Start of Data in this exercise

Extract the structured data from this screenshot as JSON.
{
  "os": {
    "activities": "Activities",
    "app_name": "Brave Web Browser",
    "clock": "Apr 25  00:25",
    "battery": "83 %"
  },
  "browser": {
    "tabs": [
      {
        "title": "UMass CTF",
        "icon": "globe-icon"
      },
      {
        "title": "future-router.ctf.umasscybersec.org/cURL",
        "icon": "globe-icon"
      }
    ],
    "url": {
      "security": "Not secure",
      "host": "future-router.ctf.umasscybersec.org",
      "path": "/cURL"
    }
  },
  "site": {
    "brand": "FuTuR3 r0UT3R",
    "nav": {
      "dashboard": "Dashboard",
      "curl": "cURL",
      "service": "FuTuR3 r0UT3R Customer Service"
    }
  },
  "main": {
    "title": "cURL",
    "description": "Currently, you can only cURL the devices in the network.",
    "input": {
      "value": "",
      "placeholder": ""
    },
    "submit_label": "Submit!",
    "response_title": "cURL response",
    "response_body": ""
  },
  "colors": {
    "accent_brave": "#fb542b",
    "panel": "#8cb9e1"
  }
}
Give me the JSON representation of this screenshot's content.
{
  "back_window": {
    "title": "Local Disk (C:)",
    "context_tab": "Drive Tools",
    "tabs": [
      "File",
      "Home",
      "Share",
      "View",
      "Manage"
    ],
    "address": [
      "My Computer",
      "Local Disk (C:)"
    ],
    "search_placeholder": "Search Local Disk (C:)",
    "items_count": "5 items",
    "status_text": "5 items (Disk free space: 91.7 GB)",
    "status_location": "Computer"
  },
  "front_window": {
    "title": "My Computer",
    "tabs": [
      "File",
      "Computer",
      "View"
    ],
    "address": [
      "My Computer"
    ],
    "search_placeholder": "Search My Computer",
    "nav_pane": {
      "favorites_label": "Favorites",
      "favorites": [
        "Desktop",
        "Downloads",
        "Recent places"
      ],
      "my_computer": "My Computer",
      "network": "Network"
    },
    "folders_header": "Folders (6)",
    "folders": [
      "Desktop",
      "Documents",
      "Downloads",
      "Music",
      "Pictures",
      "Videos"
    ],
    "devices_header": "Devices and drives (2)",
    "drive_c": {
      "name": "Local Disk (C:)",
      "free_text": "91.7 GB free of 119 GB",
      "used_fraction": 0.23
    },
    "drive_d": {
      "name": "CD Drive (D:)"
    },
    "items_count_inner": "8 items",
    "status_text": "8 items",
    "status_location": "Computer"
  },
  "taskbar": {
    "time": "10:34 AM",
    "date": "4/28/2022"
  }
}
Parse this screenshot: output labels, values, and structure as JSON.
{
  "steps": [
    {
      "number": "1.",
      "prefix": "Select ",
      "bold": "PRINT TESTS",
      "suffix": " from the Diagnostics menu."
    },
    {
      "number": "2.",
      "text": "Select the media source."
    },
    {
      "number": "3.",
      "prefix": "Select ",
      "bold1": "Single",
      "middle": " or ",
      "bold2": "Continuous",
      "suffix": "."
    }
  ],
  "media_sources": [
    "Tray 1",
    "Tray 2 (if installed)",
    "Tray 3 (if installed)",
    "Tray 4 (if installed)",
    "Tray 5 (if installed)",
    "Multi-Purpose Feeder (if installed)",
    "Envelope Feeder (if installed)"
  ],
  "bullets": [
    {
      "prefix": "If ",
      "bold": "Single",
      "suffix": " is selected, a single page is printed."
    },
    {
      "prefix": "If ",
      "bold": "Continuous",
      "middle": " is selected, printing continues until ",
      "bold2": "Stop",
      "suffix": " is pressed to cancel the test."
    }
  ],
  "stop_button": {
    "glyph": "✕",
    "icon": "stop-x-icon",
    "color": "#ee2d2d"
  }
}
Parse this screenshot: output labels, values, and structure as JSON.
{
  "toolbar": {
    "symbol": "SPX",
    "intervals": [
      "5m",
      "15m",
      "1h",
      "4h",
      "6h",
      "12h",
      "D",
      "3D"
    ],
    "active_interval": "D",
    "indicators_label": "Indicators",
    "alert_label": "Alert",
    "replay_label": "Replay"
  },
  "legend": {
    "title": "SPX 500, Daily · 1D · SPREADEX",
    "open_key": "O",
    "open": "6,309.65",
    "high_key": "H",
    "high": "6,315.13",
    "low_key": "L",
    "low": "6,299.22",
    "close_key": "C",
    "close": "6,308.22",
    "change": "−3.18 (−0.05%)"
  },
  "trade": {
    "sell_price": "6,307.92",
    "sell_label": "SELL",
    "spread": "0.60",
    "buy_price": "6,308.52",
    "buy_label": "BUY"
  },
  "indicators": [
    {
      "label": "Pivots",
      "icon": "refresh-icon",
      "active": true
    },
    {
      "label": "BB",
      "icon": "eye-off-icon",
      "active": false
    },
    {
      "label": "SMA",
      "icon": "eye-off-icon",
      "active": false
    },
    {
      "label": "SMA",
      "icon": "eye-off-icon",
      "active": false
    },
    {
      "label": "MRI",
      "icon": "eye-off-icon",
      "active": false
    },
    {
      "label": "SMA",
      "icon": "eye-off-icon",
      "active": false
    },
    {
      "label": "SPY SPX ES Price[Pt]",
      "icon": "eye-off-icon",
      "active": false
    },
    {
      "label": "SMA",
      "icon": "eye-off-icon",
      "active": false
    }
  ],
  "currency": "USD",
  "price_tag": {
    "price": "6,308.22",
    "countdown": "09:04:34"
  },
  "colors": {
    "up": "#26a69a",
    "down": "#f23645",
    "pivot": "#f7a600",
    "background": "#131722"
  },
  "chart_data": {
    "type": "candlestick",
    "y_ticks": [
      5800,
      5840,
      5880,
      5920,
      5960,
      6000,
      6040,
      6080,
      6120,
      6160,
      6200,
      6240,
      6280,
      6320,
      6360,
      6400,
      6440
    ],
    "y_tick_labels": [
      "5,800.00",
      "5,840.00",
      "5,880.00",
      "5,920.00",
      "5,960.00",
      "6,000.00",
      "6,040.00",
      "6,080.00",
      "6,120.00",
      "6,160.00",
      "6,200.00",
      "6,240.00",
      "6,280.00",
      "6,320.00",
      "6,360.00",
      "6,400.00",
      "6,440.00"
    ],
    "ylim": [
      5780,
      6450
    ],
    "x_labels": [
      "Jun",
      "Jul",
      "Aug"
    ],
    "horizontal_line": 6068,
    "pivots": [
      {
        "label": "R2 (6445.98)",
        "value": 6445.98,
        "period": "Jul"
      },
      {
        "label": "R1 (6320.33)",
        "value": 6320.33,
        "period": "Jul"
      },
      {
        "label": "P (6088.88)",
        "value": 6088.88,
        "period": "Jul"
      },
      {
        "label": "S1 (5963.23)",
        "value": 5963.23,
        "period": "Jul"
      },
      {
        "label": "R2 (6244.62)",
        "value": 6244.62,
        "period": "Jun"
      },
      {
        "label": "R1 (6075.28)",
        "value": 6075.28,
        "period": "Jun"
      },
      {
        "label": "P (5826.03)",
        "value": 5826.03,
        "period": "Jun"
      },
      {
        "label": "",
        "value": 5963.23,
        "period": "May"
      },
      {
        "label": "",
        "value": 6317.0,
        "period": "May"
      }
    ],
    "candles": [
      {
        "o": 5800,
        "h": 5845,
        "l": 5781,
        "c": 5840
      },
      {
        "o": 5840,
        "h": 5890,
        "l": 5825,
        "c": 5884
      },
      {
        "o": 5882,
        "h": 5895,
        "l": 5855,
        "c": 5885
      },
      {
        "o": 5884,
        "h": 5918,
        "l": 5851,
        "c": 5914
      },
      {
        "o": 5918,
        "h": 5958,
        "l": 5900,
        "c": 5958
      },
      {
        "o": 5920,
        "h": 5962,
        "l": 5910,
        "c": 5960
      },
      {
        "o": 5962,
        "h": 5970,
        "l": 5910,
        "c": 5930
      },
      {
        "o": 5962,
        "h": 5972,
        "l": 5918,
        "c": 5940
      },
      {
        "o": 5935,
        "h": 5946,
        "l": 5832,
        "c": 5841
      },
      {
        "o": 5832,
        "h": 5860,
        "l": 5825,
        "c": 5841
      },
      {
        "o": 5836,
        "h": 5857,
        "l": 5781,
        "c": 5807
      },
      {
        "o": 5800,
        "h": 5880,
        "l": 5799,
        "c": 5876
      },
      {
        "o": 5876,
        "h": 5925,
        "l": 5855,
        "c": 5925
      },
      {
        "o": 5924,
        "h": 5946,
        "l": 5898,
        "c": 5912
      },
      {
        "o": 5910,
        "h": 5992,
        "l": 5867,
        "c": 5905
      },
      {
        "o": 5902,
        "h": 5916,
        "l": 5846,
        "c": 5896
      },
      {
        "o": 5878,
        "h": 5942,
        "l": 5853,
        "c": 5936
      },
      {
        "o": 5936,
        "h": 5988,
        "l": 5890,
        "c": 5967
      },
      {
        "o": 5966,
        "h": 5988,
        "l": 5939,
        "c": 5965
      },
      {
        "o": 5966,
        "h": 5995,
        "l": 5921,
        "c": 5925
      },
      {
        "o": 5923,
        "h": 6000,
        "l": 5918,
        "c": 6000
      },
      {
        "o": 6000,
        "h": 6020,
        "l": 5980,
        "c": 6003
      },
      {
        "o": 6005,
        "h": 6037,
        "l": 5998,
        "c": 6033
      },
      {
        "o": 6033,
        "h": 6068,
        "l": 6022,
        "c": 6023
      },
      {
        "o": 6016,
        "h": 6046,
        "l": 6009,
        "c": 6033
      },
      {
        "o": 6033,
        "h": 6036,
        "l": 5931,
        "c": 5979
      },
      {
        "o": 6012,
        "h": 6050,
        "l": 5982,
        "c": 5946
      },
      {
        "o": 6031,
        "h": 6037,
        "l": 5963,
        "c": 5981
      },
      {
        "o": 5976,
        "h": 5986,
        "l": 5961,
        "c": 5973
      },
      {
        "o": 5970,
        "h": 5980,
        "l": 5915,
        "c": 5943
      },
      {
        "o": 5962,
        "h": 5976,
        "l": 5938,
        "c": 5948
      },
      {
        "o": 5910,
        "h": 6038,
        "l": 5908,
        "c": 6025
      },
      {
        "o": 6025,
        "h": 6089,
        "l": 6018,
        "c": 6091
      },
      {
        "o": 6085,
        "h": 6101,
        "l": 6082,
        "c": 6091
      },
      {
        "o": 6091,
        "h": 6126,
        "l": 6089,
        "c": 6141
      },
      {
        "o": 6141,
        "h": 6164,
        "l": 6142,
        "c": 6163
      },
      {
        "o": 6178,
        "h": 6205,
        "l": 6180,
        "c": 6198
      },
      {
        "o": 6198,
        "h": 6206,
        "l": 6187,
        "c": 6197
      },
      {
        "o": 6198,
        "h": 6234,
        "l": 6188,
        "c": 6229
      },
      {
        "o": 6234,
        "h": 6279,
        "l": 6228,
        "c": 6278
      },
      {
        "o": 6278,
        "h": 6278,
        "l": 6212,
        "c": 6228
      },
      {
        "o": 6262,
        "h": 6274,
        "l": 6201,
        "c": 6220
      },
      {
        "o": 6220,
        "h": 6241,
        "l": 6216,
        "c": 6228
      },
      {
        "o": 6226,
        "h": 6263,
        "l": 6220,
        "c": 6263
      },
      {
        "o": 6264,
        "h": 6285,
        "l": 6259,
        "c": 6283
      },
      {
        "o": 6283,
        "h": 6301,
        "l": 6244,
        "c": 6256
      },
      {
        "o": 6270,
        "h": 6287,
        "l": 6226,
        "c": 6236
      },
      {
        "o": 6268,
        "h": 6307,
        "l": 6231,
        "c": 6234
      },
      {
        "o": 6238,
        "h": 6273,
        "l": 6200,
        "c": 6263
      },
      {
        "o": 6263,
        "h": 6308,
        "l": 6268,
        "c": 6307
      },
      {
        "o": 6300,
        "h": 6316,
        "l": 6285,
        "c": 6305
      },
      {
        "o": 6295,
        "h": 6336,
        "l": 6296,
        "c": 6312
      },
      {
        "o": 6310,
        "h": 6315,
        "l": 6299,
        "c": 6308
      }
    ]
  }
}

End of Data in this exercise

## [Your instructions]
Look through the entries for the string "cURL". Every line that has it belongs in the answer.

## [Result of this task]
        "title": "future-router.ctf.umasscybersec.org/cURL",
      "path": "/cURL"
      "curl": "cURL",
    "title": "cURL",
    "description": "Currently, you can only cURL the devices in the network.",
    "response_title": "cURL response",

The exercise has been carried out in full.